Problem details: Gather every line in the records below that contains the word "City".
====================
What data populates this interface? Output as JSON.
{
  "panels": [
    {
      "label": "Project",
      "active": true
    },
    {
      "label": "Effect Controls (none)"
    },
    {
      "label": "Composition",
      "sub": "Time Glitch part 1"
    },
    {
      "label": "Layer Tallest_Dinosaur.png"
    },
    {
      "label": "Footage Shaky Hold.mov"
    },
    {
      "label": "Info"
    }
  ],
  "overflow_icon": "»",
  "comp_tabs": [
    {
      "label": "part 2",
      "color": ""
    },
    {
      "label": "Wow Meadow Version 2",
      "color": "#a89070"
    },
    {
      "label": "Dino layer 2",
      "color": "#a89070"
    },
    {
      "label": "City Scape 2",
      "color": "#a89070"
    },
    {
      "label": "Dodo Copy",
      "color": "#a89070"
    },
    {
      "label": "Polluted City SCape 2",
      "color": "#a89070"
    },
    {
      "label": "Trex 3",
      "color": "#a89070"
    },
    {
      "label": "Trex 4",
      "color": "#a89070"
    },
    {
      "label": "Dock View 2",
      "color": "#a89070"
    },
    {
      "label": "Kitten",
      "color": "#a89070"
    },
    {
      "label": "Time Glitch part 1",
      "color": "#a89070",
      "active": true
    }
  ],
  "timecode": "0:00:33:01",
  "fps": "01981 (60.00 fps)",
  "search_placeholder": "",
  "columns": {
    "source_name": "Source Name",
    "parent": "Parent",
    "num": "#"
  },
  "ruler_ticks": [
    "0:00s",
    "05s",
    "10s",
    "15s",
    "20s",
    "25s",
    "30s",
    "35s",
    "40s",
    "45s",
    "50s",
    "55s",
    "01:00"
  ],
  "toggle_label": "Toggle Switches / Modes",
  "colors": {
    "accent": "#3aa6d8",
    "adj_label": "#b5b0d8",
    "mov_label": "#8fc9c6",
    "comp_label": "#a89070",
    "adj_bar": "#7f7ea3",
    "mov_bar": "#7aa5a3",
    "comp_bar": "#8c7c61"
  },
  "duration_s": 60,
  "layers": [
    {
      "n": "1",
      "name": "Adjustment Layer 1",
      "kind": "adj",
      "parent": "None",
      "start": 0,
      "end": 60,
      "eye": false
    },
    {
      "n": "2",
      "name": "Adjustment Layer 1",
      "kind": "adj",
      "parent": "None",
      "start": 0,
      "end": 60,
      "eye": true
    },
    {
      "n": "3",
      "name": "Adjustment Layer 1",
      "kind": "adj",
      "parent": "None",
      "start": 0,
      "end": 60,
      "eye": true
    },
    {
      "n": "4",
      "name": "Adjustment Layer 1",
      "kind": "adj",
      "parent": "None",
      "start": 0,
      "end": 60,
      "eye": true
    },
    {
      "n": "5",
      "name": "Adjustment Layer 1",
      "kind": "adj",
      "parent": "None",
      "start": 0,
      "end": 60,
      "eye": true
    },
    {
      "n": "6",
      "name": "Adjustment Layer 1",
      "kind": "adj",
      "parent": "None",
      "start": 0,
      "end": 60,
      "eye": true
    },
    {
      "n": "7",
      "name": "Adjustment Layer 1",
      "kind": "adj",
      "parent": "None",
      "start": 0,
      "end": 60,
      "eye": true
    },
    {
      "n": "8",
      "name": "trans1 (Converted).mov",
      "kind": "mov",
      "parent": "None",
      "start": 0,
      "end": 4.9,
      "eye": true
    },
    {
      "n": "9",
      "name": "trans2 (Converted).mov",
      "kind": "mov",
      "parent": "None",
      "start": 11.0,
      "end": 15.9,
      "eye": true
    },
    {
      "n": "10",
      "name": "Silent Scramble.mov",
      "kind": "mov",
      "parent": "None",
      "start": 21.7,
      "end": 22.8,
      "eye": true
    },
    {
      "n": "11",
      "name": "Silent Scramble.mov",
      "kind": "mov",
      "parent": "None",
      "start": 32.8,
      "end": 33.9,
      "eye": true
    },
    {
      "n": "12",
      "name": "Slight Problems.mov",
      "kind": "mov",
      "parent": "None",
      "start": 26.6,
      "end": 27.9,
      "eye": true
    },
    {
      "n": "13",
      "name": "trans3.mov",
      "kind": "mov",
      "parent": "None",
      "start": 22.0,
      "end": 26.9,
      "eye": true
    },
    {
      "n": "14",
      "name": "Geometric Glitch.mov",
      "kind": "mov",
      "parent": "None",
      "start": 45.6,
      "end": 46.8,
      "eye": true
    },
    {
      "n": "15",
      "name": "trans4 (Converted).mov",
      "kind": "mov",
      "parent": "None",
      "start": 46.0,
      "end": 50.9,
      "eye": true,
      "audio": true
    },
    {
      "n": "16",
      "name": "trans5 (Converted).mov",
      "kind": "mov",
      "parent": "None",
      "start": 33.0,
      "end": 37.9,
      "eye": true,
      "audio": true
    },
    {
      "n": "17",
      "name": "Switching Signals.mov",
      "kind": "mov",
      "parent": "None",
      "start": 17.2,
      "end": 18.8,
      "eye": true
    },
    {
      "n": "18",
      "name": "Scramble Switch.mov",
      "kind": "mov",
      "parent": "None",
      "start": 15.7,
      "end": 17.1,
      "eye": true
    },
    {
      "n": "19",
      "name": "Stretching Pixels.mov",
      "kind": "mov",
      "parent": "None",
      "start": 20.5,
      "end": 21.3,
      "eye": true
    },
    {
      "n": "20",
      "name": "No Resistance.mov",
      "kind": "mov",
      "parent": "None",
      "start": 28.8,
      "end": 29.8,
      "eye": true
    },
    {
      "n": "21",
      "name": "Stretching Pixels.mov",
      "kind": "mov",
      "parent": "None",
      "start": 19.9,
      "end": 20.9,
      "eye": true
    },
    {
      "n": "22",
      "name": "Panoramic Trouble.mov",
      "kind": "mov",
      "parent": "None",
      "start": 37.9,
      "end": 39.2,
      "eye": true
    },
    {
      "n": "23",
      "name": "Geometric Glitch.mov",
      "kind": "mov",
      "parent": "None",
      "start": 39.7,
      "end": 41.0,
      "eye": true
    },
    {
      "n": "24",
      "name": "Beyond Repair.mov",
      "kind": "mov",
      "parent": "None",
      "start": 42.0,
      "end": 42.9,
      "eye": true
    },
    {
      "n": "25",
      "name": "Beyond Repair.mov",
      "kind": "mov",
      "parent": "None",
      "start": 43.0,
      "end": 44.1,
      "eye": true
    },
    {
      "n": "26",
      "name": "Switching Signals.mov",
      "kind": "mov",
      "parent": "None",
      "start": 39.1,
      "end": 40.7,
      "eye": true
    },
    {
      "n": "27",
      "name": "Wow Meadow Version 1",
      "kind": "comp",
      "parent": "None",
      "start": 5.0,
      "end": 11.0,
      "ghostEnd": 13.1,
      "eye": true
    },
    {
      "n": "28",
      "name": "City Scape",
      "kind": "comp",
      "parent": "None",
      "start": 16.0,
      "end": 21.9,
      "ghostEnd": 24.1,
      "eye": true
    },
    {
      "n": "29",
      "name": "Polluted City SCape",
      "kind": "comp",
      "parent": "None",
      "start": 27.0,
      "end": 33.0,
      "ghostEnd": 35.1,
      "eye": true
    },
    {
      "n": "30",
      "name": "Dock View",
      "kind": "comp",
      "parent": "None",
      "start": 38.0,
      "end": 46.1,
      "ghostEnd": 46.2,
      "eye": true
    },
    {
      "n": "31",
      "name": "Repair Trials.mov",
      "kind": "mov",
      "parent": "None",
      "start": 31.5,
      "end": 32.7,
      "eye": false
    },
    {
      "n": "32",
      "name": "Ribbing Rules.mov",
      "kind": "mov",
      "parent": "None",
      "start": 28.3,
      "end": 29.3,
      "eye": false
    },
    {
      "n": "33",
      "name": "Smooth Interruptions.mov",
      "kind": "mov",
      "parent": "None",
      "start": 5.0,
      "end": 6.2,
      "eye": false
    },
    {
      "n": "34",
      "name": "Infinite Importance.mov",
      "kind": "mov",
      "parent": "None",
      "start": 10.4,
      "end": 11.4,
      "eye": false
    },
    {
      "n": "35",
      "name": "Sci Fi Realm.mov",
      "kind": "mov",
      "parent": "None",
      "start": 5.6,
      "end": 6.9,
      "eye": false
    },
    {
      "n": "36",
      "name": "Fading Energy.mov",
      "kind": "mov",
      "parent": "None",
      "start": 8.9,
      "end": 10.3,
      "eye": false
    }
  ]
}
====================
Answer for this exercise:
      "label": "City Scape 2",
      "label": "Polluted City SCape 2",
      "name": "City Scape",
      "name": "Polluted City SCape",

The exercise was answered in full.